Please return every line in the entries below with the word "CREDIT" in it.

Collected data entries:
--------------------

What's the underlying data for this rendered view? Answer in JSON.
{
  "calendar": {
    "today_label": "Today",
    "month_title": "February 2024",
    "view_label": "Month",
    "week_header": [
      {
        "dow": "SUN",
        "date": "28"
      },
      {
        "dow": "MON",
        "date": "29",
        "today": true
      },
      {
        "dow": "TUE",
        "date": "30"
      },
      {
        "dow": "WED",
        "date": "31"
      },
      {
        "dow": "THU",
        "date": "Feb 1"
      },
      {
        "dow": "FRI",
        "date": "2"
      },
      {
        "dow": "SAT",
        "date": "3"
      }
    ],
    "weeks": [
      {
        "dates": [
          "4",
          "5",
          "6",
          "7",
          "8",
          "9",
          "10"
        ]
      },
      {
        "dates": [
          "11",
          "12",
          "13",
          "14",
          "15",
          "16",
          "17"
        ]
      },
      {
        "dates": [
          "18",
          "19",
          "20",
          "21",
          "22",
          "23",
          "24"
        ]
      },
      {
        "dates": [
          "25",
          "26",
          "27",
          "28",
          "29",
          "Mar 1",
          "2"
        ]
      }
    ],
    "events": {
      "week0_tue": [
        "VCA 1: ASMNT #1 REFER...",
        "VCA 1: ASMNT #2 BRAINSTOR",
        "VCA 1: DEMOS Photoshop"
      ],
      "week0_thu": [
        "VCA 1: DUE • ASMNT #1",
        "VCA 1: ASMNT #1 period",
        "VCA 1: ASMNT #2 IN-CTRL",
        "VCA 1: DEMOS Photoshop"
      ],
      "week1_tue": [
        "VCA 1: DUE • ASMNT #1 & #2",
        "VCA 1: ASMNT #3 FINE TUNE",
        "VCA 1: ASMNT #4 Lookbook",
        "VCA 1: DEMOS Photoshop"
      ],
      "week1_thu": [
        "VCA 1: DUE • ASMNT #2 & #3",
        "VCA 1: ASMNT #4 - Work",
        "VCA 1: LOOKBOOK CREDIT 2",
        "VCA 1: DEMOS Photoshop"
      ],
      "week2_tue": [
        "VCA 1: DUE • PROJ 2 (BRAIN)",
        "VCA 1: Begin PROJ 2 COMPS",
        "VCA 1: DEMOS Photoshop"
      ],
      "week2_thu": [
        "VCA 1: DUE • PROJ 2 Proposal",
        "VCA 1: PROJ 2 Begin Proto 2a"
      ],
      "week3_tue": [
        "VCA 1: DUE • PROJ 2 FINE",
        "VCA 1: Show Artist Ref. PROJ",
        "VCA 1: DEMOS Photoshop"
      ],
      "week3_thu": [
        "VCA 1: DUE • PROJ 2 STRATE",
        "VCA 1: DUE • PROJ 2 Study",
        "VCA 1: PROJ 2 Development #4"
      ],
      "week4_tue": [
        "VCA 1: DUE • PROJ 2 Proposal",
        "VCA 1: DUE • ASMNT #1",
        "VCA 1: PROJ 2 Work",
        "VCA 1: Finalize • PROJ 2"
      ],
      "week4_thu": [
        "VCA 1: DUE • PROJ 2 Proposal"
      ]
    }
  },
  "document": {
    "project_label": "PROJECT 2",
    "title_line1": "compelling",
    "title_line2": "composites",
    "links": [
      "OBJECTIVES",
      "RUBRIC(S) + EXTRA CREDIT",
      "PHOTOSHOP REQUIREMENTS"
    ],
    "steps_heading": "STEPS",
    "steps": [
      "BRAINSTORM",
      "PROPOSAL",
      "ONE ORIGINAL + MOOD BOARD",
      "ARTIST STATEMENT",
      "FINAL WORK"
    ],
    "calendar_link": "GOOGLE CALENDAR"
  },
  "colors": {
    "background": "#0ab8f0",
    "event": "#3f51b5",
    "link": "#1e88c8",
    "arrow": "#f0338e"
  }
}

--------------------

» Output for this exercise
        "VCA 1: LOOKBOOK CREDIT 2",
      "RUBRIC(S) + EXTRA CREDIT",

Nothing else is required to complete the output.